  • Charges Dismissed U.S. v. Moffett

    The case is U.S. v. Moffett, case number 22-1075, in the U.S. Court of Appeals for the First Circuit.

  • Successful Challenge US v Warshak

    631 F3d 266 CA 6 (2010): Successful challenge to the Department of Justice’s reliance on the Stored Communications Act to seize the content of emails in violation of the Fourth Amendment

  • Dismissed Charges US v Handa

    892 F.3d 95 (1st Cir. 2018): Dismissal of bank and wire fraud charges against business owner on Speedy Trial grounds due to delay between indictment and his arrest returning to the US from India.

  • Reversal of Convictions US v Tavares

    (1st Cir, Dec. 2016): 1st Circuit Court of Appeals reversal of RICO and mail fraud convictions in a public corruption case.

  • Reversal of Conviction US v Casellas-Toro

    (1st Cir, 2015): Appellate reversal of a federal false statement conviction due to a "Rare application of the presumption of prejudice resulting from pervasive publicity from prior case”

  • Reversal of Conviction US v Vazquez-Rivera

    665 F3d 351 CA 1 (2011): Reversal of child pornography conviction based on improper admission of opinion evidence from FBI agent which prejudiced defendant’s right to a fair trial.

  • Acquittal US v Bravo-Fernandez

    18-1358 (1st Cir, 2019): First Circuit Court of Appeals reversed a conviction of a business executive for bribing a Puerto Rico Senator holding that the Government failed to meet each essential element of proof under 18 USC 666, and ordering the entry of a judgment of acquittal.

  • Reversal of Conviction US v Bravo Fernandez

    (722 F3d 1, 1st Cir, 2013): Federal Court of Appeals reversed conviction of a leading businessman in Puerto Rico for federal programs bribery holding that gratuities cannot, legally, be the basis for such a conviction.
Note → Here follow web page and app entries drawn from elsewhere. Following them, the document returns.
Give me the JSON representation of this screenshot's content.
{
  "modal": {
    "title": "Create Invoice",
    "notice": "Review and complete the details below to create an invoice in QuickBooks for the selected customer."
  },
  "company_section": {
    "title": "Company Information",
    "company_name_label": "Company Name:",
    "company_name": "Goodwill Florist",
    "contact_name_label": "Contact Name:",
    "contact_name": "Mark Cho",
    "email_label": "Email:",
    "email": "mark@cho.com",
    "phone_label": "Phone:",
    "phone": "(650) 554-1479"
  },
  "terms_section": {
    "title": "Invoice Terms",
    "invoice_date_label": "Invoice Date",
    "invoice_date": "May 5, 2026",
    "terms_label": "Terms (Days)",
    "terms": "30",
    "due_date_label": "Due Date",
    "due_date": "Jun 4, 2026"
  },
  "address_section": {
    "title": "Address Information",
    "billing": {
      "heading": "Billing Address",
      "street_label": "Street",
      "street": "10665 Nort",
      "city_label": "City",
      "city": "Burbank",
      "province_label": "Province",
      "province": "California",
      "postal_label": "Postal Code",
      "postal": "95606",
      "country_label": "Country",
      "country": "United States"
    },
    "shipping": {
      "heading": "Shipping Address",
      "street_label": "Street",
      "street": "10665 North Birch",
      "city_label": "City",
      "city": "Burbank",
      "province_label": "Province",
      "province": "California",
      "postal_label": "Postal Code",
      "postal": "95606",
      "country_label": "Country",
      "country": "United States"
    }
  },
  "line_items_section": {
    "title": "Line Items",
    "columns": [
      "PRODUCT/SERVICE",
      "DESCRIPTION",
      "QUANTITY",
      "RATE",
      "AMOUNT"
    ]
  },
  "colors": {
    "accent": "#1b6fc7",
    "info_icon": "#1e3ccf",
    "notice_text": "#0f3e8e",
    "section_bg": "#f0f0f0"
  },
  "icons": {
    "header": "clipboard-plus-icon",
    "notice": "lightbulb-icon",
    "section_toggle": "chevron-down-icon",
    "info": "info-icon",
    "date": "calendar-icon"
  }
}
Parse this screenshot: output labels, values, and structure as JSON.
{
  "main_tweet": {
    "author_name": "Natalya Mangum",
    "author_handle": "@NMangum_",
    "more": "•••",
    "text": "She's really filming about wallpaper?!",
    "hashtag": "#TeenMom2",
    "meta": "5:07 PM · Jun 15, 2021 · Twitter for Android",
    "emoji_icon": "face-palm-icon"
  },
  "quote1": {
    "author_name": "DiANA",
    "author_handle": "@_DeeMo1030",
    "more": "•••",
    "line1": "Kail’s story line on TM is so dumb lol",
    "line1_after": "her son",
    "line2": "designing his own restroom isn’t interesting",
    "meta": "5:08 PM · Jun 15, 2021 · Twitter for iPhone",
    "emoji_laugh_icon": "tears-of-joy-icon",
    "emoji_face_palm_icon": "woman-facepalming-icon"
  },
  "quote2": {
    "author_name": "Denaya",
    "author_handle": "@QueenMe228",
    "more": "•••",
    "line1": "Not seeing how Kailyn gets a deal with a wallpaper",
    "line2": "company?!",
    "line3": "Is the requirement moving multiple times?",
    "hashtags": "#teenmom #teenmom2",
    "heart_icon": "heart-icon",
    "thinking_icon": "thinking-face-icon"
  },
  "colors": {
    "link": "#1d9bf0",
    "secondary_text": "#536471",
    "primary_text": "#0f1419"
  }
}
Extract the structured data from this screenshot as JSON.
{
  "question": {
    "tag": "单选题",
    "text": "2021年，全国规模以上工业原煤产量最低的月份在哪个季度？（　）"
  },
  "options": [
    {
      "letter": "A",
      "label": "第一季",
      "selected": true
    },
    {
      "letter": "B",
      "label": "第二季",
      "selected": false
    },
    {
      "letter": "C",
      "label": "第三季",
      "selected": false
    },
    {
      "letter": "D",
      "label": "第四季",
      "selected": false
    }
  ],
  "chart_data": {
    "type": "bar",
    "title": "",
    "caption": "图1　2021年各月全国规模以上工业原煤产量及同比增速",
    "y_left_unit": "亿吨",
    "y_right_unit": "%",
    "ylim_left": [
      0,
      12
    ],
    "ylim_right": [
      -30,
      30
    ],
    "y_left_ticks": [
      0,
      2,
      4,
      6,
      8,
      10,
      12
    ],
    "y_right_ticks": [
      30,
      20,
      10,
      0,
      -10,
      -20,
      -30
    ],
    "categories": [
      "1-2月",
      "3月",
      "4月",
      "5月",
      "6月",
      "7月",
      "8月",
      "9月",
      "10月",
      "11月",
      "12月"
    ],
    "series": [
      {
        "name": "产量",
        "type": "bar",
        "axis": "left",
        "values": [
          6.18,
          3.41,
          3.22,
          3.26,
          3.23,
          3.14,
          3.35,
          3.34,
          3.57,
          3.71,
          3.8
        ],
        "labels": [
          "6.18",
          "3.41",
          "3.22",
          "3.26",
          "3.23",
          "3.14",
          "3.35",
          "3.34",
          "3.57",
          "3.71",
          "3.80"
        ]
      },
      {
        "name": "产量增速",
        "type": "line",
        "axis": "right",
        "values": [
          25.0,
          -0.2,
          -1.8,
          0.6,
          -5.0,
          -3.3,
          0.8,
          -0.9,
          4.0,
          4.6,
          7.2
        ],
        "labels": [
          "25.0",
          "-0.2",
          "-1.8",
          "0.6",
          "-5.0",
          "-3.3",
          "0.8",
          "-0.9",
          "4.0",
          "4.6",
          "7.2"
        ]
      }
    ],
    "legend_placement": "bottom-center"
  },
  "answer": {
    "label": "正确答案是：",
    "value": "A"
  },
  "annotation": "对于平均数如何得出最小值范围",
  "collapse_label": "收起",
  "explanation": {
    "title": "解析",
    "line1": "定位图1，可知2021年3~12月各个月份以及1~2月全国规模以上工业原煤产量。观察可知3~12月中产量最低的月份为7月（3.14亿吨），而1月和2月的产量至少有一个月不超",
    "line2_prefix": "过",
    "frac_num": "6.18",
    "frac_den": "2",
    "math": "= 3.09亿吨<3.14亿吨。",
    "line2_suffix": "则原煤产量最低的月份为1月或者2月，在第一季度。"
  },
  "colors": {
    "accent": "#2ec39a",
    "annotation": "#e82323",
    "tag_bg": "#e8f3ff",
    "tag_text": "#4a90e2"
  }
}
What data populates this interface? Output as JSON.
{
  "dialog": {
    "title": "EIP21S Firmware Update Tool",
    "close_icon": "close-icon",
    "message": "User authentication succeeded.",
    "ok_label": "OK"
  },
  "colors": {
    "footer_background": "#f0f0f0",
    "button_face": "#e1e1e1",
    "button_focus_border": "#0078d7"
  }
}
  • Acquittal US v DiMasi

    Acquittal of Richard Vitale on federal honest services charges in corruption case involving former Massachusetts Speaker of the House Salvatore DiMasi

  • Acquittal US v Pappathanasi

    Acquittal of defendant charged with conspiracy to evade taxes in violation of 18 U.S.C. § 371.